Dataset rows for apps and sites
# # # # #
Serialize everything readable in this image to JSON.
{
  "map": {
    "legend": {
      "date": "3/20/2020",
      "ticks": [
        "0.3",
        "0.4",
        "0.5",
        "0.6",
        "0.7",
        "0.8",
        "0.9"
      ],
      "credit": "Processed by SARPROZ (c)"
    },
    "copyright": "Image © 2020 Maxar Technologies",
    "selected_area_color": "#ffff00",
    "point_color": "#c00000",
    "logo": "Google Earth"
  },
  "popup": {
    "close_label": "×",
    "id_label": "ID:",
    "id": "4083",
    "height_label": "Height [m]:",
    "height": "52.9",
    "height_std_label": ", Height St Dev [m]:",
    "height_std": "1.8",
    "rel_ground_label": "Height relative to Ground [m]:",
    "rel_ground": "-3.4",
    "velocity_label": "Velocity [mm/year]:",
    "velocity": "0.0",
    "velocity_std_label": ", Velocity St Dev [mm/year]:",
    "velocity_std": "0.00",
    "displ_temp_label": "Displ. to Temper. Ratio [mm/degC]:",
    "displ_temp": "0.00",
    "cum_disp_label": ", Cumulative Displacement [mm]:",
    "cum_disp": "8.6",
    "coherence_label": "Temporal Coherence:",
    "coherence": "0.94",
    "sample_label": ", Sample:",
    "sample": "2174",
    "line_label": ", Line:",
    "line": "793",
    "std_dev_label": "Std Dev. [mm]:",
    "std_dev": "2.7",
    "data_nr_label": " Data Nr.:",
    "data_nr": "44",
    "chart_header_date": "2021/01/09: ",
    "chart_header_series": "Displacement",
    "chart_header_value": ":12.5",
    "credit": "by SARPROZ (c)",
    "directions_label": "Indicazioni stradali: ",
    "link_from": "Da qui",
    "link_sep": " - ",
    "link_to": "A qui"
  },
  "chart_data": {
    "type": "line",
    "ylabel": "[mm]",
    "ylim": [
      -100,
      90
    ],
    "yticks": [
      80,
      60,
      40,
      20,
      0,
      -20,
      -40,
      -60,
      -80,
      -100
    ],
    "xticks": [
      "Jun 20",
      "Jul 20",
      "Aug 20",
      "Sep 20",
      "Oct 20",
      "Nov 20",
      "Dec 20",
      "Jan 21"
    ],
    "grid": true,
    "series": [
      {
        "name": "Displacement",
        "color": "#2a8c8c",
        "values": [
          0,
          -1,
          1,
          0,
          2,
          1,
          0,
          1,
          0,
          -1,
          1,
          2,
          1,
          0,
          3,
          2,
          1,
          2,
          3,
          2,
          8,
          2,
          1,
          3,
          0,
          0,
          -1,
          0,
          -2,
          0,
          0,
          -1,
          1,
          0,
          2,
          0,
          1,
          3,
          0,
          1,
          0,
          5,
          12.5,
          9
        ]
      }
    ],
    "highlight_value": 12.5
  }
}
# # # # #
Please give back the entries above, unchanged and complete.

• **The answer**
Serialize everything readable in this image to JSON.
{
  "map": {
    "legend": {
      "date": "3/20/2020",
      "ticks": [
        "0.3",
        "0.4",
        "0.5",
        "0.6",
        "0.7",
        "0.8",
        "0.9"
      ],
      "credit": "Processed by SARPROZ (c)"
    },
    "copyright": "Image © 2020 Maxar Technologies",
    "selected_area_color": "#ffff00",
    "point_color": "#c00000",
    "logo": "Google Earth"
  },
  "popup": {
    "close_label": "×",
    "id_label": "ID:",
    "id": "4083",
    "height_label": "Height [m]:",
    "height": "52.9",
    "height_std_label": ", Height St Dev [m]:",
    "height_std": "1.8",
    "rel_ground_label": "Height relative to Ground [m]:",
    "rel_ground": "-3.4",
    "velocity_label": "Velocity [mm/year]:",
    "velocity": "0.0",
    "velocity_std_label": ", Velocity St Dev [mm/year]:",
    "velocity_std": "0.00",
    "displ_temp_label": "Displ. to Temper. Ratio [mm/degC]:",
    "displ_temp": "0.00",
    "cum_disp_label": ", Cumulative Displacement [mm]:",
    "cum_disp": "8.6",
    "coherence_label": "Temporal Coherence:",
    "coherence": "0.94",
    "sample_label": ", Sample:",
    "sample": "2174",
    "line_label": ", Line:",
    "line": "793",
    "std_dev_label": "Std Dev. [mm]:",
    "std_dev": "2.7",
    "data_nr_label": " Data Nr.:",
    "data_nr": "44",
    "chart_header_date": "2021/01/09: ",
    "chart_header_series": "Displacement",
    "chart_header_value": ":12.5",
    "credit": "by SARPROZ (c)",
    "directions_label": "Indicazioni stradali: ",
    "link_from": "Da qui",
    "link_sep": " - ",
    "link_to": "A qui"
  },
  "chart_data": {
    "type": "line",
    "ylabel": "[mm]",
    "ylim": [
      -100,
      90
    ],
    "yticks": [
      80,
      60,
      40,
      20,
      0,
      -20,
      -40,
      -60,
      -80,
      -100
    ],
    "xticks": [
      "Jun 20",
      "Jul 20",
      "Aug 20",
      "Sep 20",
      "Oct 20",
      "Nov 20",
      "Dec 20",
      "Jan 21"
    ],
    "grid": true,
    "series": [
      {
        "name": "Displacement",
        "color": "#2a8c8c",
        "values": [
          0,
          -1,
          1,
          0,
          2,
          1,
          0,
          1,
          0,
          -1,
          1,
          2,
          1,
          0,
          3,
          2,
          1,
          2,
          3,
          2,
          8,
          2,
          1,
          3,
          0,
          0,
          -1,
          0,
          -2,
          0,
          0,
          -1,
          1,
          0,
          2,
          0,
          1,
          3,
          0,
          1,
          0,
          5,
          12.5,
          9
        ]
      }
    ],
    "highlight_value": 12.5
  }
}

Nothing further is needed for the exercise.